> _The problem_
Search the material for the string "placeholder", then show every line where it turns up.

==*==

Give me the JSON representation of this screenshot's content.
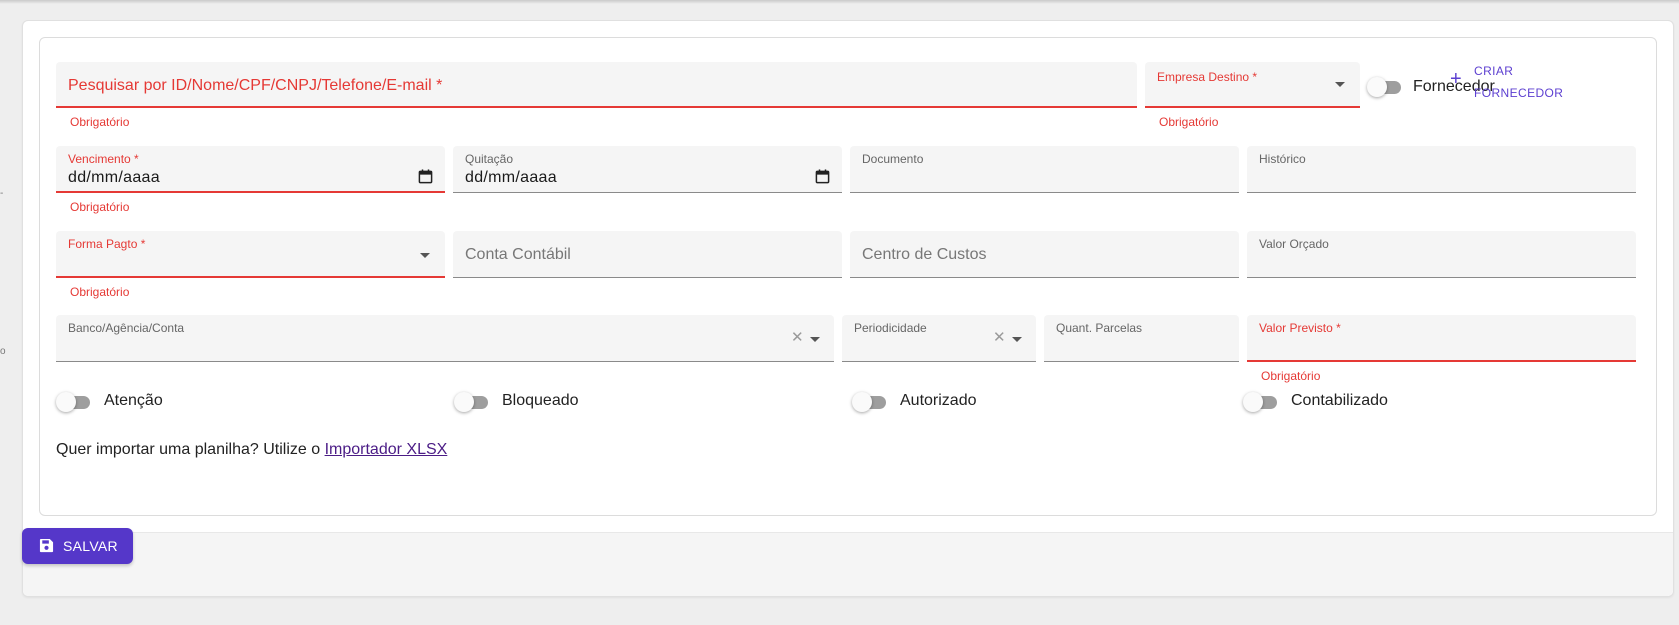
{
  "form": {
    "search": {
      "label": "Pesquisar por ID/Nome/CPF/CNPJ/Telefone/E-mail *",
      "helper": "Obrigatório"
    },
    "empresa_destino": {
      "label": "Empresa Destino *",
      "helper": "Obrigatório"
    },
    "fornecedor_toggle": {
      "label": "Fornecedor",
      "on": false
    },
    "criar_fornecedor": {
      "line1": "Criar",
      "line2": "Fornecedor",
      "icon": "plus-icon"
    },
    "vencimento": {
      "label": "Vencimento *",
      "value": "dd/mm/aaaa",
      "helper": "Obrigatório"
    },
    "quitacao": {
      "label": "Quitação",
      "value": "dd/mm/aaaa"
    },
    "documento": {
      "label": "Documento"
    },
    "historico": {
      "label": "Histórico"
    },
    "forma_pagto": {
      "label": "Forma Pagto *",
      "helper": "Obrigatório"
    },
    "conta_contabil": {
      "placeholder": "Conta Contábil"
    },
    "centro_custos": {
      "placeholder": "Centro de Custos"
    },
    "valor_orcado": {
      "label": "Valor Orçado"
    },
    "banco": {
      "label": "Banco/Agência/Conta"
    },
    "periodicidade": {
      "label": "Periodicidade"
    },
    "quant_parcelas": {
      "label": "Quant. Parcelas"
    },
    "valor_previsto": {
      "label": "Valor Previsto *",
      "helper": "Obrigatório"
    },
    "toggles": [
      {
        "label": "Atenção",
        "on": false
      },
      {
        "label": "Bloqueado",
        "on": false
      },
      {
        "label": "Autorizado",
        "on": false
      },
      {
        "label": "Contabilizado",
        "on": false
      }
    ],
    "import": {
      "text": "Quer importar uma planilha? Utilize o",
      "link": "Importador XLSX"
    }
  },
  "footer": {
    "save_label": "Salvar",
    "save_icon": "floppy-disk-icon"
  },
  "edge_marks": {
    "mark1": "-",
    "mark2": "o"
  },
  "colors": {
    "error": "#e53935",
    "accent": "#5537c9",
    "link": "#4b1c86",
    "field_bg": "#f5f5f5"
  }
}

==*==

> _Result below_
      "placeholder": "Conta Contábil"
      "placeholder": "Centro de Custos"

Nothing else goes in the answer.